Lawmakers in 26 states have introduced legislation to compel presidential candidates to release their federal tax returns, highlighting Americans’ frustrations with President Trump’s refusal to make his filings public.
This week, a Democratic senator in North Carolina added his state to the growing number of states that, in the absence of action by Congress, are attempting to make statutory changes to avoid another presidential election in which voters are unaware of the candidate’s personal financials.
Almost three-quarters of Americans believe that Trump should release his returns, according to a recent poll. Trump is the first president in over four decades to hide his returns. On April 15, thousands of Americans and top Democratic lawmakers will hold Tax Day protests to remind the public about the lack of transparency. The coalition of organizations and labor unions planning the marches are also pointing to support from lawmakers in dozens of states.
In New Jersey, a bill that would require tax returns to be disclosed by all candidates in the general election has passed both houses of the legislature and currently sits on Gov. Chris Christie (R)’s desk.
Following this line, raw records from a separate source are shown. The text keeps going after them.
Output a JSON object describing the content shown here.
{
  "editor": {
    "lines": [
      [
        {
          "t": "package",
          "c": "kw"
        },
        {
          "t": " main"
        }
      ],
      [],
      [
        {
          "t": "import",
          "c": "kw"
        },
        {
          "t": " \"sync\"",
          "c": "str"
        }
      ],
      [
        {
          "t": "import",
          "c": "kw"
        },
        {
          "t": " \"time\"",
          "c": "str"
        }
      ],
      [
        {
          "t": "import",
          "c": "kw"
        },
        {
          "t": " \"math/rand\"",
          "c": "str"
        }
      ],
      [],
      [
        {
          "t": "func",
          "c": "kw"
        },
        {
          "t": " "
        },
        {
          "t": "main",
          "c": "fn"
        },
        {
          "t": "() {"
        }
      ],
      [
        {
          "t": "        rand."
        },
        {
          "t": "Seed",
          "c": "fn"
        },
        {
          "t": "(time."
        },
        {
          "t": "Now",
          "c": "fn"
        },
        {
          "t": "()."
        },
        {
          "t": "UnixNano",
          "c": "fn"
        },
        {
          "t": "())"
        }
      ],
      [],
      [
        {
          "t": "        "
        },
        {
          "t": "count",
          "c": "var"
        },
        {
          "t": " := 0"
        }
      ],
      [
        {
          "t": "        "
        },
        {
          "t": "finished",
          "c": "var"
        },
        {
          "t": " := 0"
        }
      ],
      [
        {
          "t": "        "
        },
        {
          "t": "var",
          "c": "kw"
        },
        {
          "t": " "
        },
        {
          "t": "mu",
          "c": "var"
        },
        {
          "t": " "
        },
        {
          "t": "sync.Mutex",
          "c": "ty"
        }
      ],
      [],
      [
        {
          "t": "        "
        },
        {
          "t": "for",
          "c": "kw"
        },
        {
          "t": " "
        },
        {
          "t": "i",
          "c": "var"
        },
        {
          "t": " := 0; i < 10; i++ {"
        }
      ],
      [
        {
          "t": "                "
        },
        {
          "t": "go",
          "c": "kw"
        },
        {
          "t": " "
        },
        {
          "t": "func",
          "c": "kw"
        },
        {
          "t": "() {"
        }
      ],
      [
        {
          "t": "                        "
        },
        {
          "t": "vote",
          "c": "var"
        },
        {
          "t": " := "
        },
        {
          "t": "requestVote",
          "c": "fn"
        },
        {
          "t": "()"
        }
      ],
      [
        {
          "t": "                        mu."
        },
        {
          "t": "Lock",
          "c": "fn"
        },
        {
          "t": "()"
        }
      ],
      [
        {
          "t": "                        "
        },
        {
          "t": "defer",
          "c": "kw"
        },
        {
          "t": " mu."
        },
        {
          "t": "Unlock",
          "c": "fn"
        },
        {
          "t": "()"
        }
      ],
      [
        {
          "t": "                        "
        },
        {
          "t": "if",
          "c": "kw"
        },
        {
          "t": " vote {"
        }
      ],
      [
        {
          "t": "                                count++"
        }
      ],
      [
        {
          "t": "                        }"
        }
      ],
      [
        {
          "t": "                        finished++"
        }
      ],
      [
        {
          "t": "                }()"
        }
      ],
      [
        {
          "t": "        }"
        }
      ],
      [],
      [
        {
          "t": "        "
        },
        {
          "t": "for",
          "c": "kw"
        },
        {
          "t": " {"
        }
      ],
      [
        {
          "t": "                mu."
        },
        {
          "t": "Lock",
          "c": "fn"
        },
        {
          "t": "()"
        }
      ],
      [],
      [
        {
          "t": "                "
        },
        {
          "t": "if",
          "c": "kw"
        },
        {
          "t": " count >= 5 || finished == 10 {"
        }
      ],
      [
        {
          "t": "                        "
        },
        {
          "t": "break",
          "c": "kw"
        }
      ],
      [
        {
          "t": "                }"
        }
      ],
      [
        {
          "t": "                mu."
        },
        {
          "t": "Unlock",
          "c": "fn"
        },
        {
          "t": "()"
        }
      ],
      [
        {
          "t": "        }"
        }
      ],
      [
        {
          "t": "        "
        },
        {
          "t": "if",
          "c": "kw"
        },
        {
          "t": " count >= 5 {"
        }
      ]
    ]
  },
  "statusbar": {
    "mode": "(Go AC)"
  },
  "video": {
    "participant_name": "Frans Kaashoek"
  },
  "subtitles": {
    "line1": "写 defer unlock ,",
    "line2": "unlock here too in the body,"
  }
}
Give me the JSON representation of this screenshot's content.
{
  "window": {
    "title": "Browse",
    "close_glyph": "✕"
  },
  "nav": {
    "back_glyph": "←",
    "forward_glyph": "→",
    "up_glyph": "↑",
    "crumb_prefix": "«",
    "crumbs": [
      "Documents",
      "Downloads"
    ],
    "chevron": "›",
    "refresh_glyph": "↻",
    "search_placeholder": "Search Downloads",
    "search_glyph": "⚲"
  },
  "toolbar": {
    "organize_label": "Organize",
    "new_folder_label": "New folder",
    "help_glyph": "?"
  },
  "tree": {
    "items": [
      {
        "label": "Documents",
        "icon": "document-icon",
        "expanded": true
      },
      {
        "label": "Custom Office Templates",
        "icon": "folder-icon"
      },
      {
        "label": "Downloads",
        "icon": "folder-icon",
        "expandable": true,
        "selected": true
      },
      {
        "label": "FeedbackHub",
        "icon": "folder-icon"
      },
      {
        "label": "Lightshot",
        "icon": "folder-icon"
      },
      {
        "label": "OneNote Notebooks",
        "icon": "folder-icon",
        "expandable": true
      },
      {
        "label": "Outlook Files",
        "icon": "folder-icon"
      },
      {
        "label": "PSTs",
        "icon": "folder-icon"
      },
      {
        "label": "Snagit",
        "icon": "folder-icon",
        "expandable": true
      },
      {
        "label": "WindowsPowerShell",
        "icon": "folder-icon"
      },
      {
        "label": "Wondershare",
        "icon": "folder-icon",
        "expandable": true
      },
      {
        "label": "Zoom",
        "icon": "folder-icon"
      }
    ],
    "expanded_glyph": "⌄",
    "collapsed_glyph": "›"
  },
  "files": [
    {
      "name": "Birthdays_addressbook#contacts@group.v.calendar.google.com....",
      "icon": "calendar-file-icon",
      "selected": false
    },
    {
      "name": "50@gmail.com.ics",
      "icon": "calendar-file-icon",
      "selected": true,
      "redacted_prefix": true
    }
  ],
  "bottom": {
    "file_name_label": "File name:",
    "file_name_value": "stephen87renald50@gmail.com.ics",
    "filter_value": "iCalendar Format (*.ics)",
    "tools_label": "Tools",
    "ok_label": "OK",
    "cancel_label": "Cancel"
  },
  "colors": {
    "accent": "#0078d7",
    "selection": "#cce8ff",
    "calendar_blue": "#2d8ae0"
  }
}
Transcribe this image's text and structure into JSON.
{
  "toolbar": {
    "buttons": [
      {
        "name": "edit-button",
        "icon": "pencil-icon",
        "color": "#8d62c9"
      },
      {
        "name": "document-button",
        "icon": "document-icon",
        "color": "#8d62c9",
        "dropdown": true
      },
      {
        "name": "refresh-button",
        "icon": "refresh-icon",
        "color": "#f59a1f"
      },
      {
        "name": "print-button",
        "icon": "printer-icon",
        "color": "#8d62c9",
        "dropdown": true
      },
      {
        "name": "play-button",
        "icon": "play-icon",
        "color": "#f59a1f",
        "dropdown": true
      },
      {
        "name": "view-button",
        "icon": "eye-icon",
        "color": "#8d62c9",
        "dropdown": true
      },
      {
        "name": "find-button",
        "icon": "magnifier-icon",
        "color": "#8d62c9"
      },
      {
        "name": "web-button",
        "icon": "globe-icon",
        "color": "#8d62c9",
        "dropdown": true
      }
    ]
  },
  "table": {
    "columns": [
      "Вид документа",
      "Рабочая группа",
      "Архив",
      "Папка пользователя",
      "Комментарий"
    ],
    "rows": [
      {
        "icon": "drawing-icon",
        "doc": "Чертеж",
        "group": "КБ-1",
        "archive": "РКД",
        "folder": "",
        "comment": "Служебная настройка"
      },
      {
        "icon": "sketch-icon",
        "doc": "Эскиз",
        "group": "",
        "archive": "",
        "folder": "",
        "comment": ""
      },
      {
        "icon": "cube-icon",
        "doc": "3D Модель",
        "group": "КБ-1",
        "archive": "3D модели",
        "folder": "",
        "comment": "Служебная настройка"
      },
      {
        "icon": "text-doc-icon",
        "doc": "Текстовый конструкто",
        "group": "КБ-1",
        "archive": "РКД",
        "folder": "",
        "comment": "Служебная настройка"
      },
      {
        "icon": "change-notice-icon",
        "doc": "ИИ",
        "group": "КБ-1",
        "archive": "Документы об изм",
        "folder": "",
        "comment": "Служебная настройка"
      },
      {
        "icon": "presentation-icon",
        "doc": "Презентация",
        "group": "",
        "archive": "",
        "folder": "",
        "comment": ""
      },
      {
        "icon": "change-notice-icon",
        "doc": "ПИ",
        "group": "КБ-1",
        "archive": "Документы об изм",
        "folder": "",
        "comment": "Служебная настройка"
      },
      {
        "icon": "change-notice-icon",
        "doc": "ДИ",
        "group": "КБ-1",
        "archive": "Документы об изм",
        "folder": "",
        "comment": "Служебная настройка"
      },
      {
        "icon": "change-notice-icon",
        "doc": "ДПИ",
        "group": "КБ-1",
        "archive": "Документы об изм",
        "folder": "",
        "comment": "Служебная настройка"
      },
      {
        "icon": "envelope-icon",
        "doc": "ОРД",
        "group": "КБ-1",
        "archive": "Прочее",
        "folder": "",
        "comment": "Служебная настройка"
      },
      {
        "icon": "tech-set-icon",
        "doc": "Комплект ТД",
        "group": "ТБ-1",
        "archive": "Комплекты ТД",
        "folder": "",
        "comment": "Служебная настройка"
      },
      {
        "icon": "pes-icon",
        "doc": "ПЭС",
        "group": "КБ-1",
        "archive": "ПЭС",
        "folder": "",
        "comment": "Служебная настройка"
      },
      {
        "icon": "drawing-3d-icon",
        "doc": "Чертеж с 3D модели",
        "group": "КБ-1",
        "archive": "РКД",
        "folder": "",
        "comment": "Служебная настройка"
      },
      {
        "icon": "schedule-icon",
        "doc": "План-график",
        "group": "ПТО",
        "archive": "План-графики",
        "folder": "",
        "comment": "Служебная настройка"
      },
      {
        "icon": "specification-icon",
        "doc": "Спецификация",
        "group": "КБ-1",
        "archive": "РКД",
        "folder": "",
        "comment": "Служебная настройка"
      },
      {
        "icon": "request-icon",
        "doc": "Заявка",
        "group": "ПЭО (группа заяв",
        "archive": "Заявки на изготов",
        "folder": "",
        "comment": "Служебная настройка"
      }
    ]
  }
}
Christie has vowed to veto the legislation, but similar bills in Democrat-controlled states, including New York and California, are more likely to be signed before the next presidential election.
“If we learned anything from this last election cycle, it’s that political norms that we take for granted in this country can be broken if they’re not enshrined in law,” New York state Sen. Brad Hoylman (D) told reporters on a press call Thursday about the importance of his bill.
The bill Hoylman introduced in December, the Tax Returns Uniformly Made Public (TRUMP) Act, would require any presidential or vice presidential candidate to file at least five years of federal income tax returns with the state board of elections, which would make them public. If it were to pass, it would ensure that Trump could not run for reelection and future presidential candidates could not run while hiding their tax rates, donations to charity, potential personal interests behind their tax policies, and whether they are beholden to any outside groups or individuals, Hoylman said.
New York was the first state to introduce a bill of this nature, and dozens of others have followed suit.
Two weeks after New York, California state Sen. Mike McGuire (D) introduced a comparable bill that he expects to advance after hearings later this month.
“It will ensure that future presidential candidates will be barred from appearing on the California primary ballot unless they release their tax returns,” he told reporters Thursday. “The reason is that there are pressing questions that need to be answered before Election Day.”
While such a law could potentially prevent a candidate like Trump from running in certain states, it’s unlikely that any state that voted for Trump in 2016 — all of which have some Republican control — would pass such a measure. But Holyman maintained that it could still be an effective strategy.
“This isn’t limited to just Democratic legislatures,” he said. “But even if it were, and even if only one state passed this and even if it wasn’t a state Trump won, I think it would set a precedent that any president could not ignore. If a presidential candidate decided to ignore that state in terms of its electoral votes, what does it say about the candidate and what is he or she hiding?”
McGuire also noted that a number of Republicans, including Sens. Lindsey Graham (R-SC) and Joni Ernst (R-IA), and at least two members of the House, have broken with their party to assert that Trump should release his returns.
“This is not a partisan issue,” McGuire said. “It’s about transparency and accountability in American government. This is a time-honored tradition that has made our democracy stronger.”
Not everyone is in agreement that statutory changes to state law are the best way to compel presidential candidates to disclose their financials. Writing in the New York Times, Pepperdine law professor Derek T. Muller said that Christie should veto New Jersey’s bill and other states should abandon their efforts because they are unconstitutional.
“It is rarely a good idea to try to resolve an ordinary political skirmish by making it a matter of statutory law,” he wrote. “The political process is a flexible tool for addressing such issues case-by-case; a statute is a monolithic, one-size-fits-all solution. The tax disclosure issue is better served by the former.”
Muller noted that New Jersey’s bill would apply broadly to third-party candidates, who he claims should not be compelled to share their tax returns. He also argued that candidates should retain control of their privacy and should suffer the political consequences of whatever decision they end up making about disclosure.